▶ _Work item_
Each record must be reproduced exactly as it is shown.

▶ _Records for processing_
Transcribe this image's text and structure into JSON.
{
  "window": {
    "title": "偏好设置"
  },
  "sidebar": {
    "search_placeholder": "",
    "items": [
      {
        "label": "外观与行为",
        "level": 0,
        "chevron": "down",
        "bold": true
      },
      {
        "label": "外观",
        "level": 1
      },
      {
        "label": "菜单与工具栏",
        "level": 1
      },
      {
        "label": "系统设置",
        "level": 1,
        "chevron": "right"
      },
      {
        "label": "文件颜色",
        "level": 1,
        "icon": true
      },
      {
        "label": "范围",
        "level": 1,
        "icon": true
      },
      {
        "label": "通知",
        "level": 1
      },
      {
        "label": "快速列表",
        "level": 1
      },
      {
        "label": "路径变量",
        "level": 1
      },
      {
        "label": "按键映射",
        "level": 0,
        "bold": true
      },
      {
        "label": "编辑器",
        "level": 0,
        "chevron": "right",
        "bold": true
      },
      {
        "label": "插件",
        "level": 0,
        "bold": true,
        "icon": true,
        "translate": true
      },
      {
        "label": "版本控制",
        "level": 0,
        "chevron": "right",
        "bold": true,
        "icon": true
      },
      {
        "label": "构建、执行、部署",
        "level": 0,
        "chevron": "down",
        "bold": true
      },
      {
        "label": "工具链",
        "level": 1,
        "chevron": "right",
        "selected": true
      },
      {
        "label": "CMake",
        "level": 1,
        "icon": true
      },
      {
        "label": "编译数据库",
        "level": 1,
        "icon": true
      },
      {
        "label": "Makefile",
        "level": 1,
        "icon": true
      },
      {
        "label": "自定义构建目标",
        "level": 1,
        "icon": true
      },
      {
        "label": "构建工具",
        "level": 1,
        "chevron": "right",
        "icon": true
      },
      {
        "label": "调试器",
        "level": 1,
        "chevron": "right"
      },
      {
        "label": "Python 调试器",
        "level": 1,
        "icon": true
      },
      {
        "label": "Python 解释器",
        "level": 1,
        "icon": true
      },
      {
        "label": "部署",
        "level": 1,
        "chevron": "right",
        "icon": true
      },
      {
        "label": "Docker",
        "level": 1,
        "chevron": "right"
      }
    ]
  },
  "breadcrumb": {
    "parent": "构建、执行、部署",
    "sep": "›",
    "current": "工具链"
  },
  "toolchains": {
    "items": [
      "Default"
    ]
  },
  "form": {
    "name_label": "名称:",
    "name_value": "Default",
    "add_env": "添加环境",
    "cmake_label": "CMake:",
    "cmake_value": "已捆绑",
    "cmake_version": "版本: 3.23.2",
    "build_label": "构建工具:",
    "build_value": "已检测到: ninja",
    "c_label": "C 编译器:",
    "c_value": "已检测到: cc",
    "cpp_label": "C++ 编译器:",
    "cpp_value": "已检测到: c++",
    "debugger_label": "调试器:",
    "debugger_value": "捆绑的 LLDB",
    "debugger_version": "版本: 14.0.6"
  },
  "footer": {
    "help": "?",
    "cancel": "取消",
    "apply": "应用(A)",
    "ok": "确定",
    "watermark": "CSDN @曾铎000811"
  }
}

▶ _Response to this task_
Transcribe this image's text and structure into JSON.
{
  "window": {
    "title": "偏好设置"
  },
  "sidebar": {
    "search_placeholder": "",
    "items": [
      {
        "label": "外观与行为",
        "level": 0,
        "chevron": "down",
        "bold": true
      },
      {
        "label": "外观",
        "level": 1
      },
      {
        "label": "菜单与工具栏",
        "level": 1
      },
      {
        "label": "系统设置",
        "level": 1,
        "chevron": "right"
      },
      {
        "label": "文件颜色",
        "level": 1,
        "icon": true
      },
      {
        "label": "范围",
        "level": 1,
        "icon": true
      },
      {
        "label": "通知",
        "level": 1
      },
      {
        "label": "快速列表",
        "level": 1
      },
      {
        "label": "路径变量",
        "level": 1
      },
      {
        "label": "按键映射",
        "level": 0,
        "bold": true
      },
      {
        "label": "编辑器",
        "level": 0,
        "chevron": "right",
        "bold": true
      },
      {
        "label": "插件",
        "level": 0,
        "bold": true,
        "icon": true,
        "translate": true
      },
      {
        "label": "版本控制",
        "level": 0,
        "chevron": "right",
        "bold": true,
        "icon": true
      },
      {
        "label": "构建、执行、部署",
        "level": 0,
        "chevron": "down",
        "bold": true
      },
      {
        "label": "工具链",
        "level": 1,
        "chevron": "right",
        "selected": true
      },
      {
        "label": "CMake",
        "level": 1,
        "icon": true
      },
      {
        "label": "编译数据库",
        "level": 1,
        "icon": true
      },
      {
        "label": "Makefile",
        "level": 1,
        "icon": true
      },
      {
        "label": "自定义构建目标",
        "level": 1,
        "icon": true
      },
      {
        "label": "构建工具",
        "level": 1,
        "chevron": "right",
        "icon": true
      },
      {
        "label": "调试器",
        "level": 1,
        "chevron": "right"
      },
      {
        "label": "Python 调试器",
        "level": 1,
        "icon": true
      },
      {
        "label": "Python 解释器",
        "level": 1,
        "icon": true
      },
      {
        "label": "部署",
        "level": 1,
        "chevron": "right",
        "icon": true
      },
      {
        "label": "Docker",
        "level": 1,
        "chevron": "right"
      }
    ]
  },
  "breadcrumb": {
    "parent": "构建、执行、部署",
    "sep": "›",
    "current": "工具链"
  },
  "toolchains": {
    "items": [
      "Default"
    ]
  },
  "form": {
    "name_label": "名称:",
    "name_value": "Default",
    "add_env": "添加环境",
    "cmake_label": "CMake:",
    "cmake_value": "已捆绑",
    "cmake_version": "版本: 3.23.2",
    "build_label": "构建工具:",
    "build_value": "已检测到: ninja",
    "c_label": "C 编译器:",
    "c_value": "已检测到: cc",
    "cpp_label": "C++ 编译器:",
    "cpp_value": "已检测到: c++",
    "debugger_label": "调试器:",
    "debugger_value": "捆绑的 LLDB",
    "debugger_version": "版本: 14.0.6"
  },
  "footer": {
    "help": "?",
    "cancel": "取消",
    "apply": "应用(A)",
    "ok": "确定",
    "watermark": "CSDN @曾铎000811"
  }
}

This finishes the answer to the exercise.